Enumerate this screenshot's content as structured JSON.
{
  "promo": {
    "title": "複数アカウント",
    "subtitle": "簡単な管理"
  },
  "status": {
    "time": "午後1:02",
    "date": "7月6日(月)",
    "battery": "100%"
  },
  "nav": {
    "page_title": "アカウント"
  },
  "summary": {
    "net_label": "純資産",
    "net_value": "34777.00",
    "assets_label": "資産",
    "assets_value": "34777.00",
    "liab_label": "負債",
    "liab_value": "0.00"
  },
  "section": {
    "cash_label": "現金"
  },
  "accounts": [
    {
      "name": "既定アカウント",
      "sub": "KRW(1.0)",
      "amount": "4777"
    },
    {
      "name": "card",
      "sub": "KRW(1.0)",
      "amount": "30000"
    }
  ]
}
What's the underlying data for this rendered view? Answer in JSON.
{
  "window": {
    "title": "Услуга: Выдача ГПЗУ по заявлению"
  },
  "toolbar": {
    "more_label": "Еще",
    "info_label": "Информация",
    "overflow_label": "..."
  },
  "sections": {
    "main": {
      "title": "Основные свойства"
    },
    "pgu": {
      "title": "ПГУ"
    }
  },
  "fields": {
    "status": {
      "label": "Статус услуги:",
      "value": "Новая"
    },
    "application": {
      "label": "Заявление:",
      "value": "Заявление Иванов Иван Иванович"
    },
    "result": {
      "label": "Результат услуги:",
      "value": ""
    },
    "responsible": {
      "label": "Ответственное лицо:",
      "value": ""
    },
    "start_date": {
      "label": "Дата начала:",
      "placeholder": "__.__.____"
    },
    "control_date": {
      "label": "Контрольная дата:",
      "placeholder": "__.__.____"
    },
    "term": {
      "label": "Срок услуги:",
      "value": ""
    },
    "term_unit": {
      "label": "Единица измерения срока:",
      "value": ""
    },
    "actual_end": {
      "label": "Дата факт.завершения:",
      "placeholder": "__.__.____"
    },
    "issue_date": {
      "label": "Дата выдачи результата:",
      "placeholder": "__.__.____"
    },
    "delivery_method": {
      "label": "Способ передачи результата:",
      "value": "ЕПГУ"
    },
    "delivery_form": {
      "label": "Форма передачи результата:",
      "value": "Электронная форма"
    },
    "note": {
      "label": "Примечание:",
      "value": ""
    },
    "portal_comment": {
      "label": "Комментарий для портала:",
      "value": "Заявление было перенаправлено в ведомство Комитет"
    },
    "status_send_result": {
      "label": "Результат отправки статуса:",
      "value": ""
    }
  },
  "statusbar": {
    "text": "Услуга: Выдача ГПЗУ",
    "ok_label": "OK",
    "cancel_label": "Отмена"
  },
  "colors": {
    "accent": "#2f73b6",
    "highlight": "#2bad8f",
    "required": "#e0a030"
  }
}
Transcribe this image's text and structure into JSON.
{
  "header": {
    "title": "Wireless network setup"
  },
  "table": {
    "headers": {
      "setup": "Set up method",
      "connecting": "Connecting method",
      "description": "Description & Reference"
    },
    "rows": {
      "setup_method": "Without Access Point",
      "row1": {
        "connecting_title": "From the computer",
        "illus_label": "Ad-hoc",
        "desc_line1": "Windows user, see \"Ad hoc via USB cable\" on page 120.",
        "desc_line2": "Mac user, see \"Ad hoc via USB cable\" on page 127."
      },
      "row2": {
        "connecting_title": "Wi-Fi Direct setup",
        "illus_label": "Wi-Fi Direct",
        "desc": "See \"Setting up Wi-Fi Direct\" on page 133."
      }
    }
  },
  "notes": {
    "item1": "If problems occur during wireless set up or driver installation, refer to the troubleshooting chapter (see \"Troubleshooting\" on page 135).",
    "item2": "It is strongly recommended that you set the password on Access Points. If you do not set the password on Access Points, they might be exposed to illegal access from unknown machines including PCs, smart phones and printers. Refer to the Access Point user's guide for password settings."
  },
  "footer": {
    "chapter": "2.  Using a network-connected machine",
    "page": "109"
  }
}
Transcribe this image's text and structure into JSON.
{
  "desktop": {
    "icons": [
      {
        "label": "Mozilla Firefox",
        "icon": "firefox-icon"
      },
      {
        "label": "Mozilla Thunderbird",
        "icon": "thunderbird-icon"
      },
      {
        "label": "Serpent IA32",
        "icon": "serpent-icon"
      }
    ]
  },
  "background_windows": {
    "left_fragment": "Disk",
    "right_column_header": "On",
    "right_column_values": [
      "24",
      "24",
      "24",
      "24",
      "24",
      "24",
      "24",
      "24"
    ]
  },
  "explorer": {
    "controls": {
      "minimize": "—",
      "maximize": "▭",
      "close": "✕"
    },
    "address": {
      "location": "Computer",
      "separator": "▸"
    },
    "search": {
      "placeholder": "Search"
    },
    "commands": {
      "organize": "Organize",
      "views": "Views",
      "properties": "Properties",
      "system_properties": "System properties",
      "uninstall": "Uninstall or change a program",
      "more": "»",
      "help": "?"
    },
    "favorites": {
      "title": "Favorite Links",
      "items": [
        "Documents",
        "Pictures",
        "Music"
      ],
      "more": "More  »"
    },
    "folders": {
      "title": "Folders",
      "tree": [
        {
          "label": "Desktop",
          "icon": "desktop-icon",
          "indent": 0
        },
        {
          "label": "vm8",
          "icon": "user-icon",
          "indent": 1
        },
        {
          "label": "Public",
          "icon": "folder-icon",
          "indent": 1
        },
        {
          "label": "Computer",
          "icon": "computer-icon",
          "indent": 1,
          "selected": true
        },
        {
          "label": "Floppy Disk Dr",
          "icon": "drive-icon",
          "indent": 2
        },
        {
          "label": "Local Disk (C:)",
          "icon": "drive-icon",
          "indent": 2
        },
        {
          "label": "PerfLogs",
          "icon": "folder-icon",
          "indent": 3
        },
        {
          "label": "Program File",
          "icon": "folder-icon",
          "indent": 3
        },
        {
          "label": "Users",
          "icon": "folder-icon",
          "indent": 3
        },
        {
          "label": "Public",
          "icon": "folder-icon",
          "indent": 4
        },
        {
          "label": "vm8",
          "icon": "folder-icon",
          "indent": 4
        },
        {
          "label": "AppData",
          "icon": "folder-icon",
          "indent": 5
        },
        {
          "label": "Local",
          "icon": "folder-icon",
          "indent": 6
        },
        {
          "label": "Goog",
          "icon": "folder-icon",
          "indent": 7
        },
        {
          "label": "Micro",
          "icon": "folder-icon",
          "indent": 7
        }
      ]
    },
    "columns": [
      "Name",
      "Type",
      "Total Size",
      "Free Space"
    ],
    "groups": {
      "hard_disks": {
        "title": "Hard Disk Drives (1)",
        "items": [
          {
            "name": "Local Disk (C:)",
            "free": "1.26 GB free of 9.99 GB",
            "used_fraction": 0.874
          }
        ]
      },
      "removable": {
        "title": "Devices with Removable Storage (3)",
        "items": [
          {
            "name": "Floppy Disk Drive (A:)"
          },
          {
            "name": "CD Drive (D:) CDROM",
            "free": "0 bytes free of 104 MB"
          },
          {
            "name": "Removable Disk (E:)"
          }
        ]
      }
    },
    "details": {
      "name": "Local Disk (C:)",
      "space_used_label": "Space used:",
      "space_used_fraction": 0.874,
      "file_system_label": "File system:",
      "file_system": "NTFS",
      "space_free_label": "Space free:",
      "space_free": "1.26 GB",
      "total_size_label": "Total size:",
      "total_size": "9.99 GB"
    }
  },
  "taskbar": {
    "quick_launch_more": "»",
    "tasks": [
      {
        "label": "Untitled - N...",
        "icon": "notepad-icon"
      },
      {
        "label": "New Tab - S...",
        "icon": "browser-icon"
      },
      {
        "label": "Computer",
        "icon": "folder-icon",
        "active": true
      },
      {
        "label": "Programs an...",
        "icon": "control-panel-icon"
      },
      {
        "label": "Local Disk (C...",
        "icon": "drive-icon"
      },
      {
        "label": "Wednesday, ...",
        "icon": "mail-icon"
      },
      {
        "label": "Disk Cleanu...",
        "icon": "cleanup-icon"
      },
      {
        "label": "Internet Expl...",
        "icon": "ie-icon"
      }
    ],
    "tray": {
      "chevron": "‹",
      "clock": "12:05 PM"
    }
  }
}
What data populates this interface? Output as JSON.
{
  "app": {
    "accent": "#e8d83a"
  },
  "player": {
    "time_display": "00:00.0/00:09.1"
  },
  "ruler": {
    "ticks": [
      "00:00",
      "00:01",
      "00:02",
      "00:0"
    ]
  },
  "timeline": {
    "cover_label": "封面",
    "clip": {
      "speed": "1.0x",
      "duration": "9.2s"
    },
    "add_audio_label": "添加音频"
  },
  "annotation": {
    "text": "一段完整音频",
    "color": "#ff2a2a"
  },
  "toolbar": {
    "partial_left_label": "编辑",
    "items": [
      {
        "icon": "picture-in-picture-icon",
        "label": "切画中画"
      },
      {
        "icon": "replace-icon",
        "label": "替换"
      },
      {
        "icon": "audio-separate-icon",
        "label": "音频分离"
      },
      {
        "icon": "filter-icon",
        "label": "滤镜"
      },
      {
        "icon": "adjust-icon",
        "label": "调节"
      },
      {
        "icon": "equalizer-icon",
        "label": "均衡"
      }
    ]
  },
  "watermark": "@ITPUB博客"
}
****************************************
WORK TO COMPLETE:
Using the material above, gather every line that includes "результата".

RESPONSE:
      "label": "Дата выдачи результата:",
      "label": "Способ передачи результата:",
      "label": "Форма передачи результата:",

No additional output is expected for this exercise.